GOAL OF THE EXERCISE: Every record below should be repeated exactly, with the pictures left out.

*** MATERIAL PROVIDED ***

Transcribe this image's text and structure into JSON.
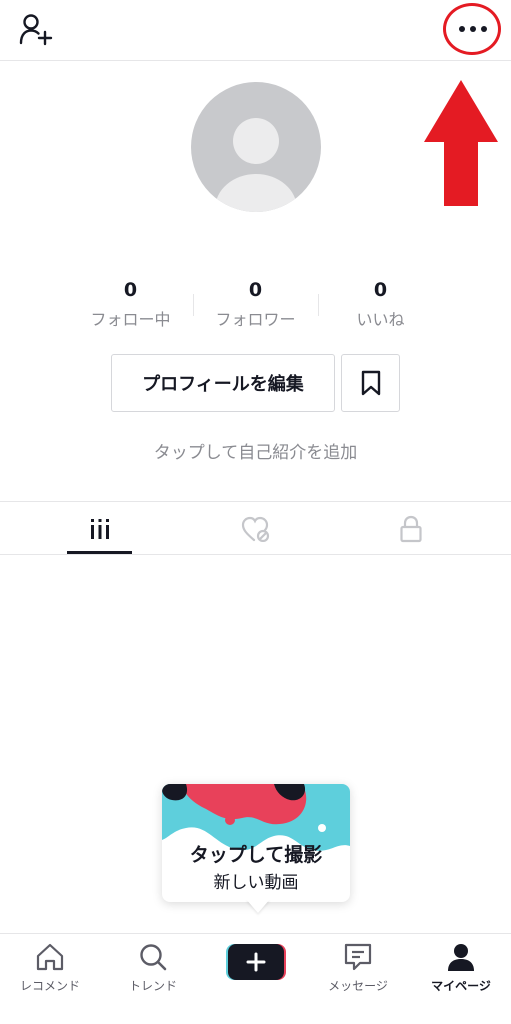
{
  "header": {
    "add_user_icon": "person-add-icon",
    "more_icon": "more-horizontal-icon",
    "annotation_color": "#e41b23"
  },
  "profile": {
    "stats": [
      {
        "value": "0",
        "label": "フォロー中"
      },
      {
        "value": "0",
        "label": "フォロワー"
      },
      {
        "value": "0",
        "label": "いいね"
      }
    ],
    "edit_button_label": "プロフィールを編集",
    "bio_placeholder": "タップして自己紹介を追加"
  },
  "tabs": [
    {
      "icon": "grid-icon",
      "active": true
    },
    {
      "icon": "liked-heart-icon",
      "active": false
    },
    {
      "icon": "lock-icon",
      "active": false
    }
  ],
  "tooltip": {
    "title": "タップして撮影",
    "subtitle": "新しい動画"
  },
  "nav": {
    "items": [
      {
        "label": "レコメンド",
        "icon": "home-icon"
      },
      {
        "label": "トレンド",
        "icon": "search-icon"
      },
      {
        "label": "",
        "icon": "plus-icon"
      },
      {
        "label": "メッセージ",
        "icon": "message-icon"
      },
      {
        "label": "マイページ",
        "icon": "profile-icon",
        "active": true
      }
    ]
  },
  "colors": {
    "text": "#161823",
    "muted": "#8a8b91",
    "border": "#e6e6e8",
    "tiktok_cyan": "#5ecfdc",
    "tiktok_red": "#e8415a"
  }
}
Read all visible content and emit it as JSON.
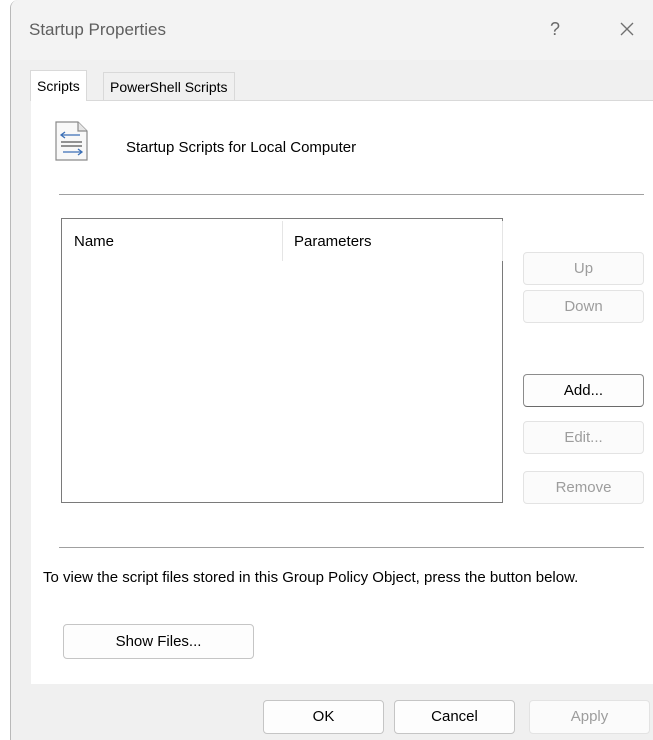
{
  "window": {
    "title": "Startup Properties",
    "help_label": "?"
  },
  "tabs": [
    {
      "label": "Scripts",
      "active": true
    },
    {
      "label": "PowerShell Scripts",
      "active": false
    }
  ],
  "panel": {
    "heading": "Startup Scripts for Local Computer",
    "icon": "script-file-icon",
    "list": {
      "columns": [
        "Name",
        "Parameters"
      ],
      "rows": []
    },
    "side_buttons": {
      "up": "Up",
      "down": "Down",
      "add": "Add...",
      "edit": "Edit...",
      "remove": "Remove"
    },
    "info_text": "To view the script files stored in this Group Policy Object, press the button below.",
    "show_files_label": "Show Files..."
  },
  "footer": {
    "ok": "OK",
    "cancel": "Cancel",
    "apply": "Apply"
  },
  "colors": {
    "dialog_bg": "#f0f0f0",
    "panel_bg": "#ffffff",
    "disabled_text": "#9d9d9d"
  }
}
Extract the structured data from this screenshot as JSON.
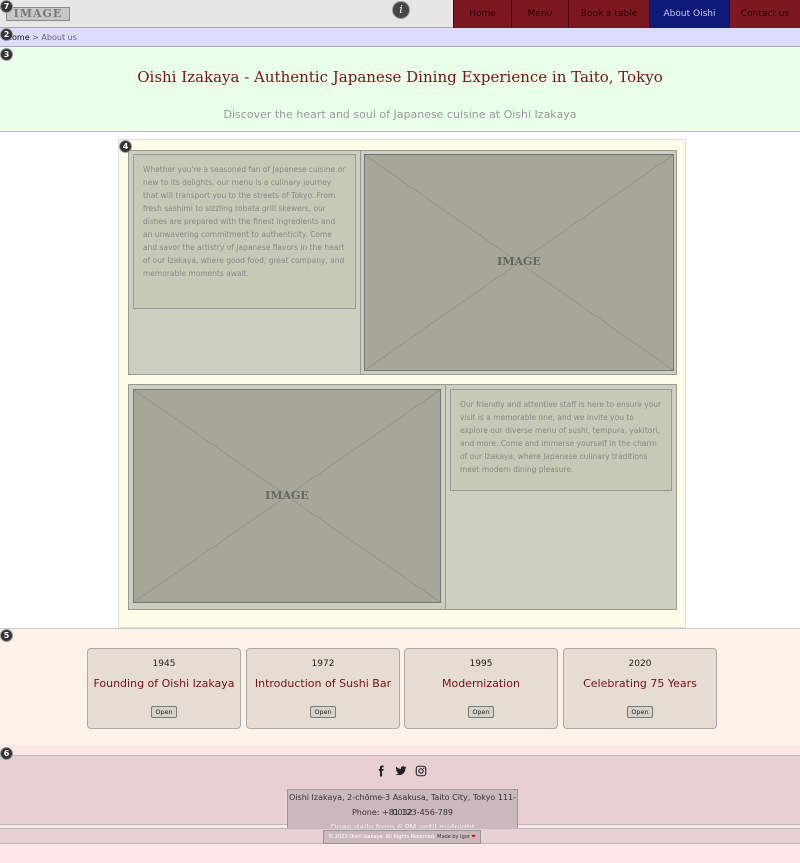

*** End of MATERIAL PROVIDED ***

ANSWER BOX:
Transcribe this image's text and structure into JSON.
{
  "header": {
    "add_user_icon": "person-add-icon",
    "more_icon": "more-horizontal-icon",
    "annotation_color": "#e41b23"
  },
  "profile": {
    "stats": [
      {
        "value": "0",
        "label": "フォロー中"
      },
      {
        "value": "0",
        "label": "フォロワー"
      },
      {
        "value": "0",
        "label": "いいね"
      }
    ],
    "edit_button_label": "プロフィールを編集",
    "bio_placeholder": "タップして自己紹介を追加"
  },
  "tabs": [
    {
      "icon": "grid-icon",
      "active": true
    },
    {
      "icon": "liked-heart-icon",
      "active": false
    },
    {
      "icon": "lock-icon",
      "active": false
    }
  ],
  "tooltip": {
    "title": "タップして撮影",
    "subtitle": "新しい動画"
  },
  "nav": {
    "items": [
      {
        "label": "レコメンド",
        "icon": "home-icon"
      },
      {
        "label": "トレンド",
        "icon": "search-icon"
      },
      {
        "label": "",
        "icon": "plus-icon"
      },
      {
        "label": "メッセージ",
        "icon": "message-icon"
      },
      {
        "label": "マイページ",
        "icon": "profile-icon",
        "active": true
      }
    ]
  },
  "colors": {
    "text": "#161823",
    "muted": "#8a8b91",
    "border": "#e6e6e8",
    "tiktok_cyan": "#5ecfdc",
    "tiktok_red": "#e8415a"
  }
}
Read all visible content and emit it as JSON.
{
  "window": {
    "title": "Startup Properties",
    "help_label": "?"
  },
  "tabs": [
    {
      "label": "Scripts",
      "active": true
    },
    {
      "label": "PowerShell Scripts",
      "active": false
    }
  ],
  "panel": {
    "heading": "Startup Scripts for Local Computer",
    "icon": "script-file-icon",
    "list": {
      "columns": [
        "Name",
        "Parameters"
      ],
      "rows": []
    },
    "side_buttons": {
      "up": "Up",
      "down": "Down",
      "add": "Add...",
      "edit": "Edit...",
      "remove": "Remove"
    },
    "info_text": "To view the script files stored in this Group Policy Object, press the button below.",
    "show_files_label": "Show Files..."
  },
  "footer": {
    "ok": "OK",
    "cancel": "Cancel",
    "apply": "Apply"
  },
  "colors": {
    "dialog_bg": "#f0f0f0",
    "panel_bg": "#ffffff",
    "disabled_text": "#9d9d9d"
  }
}
Extract the structured data from this screenshot as JSON.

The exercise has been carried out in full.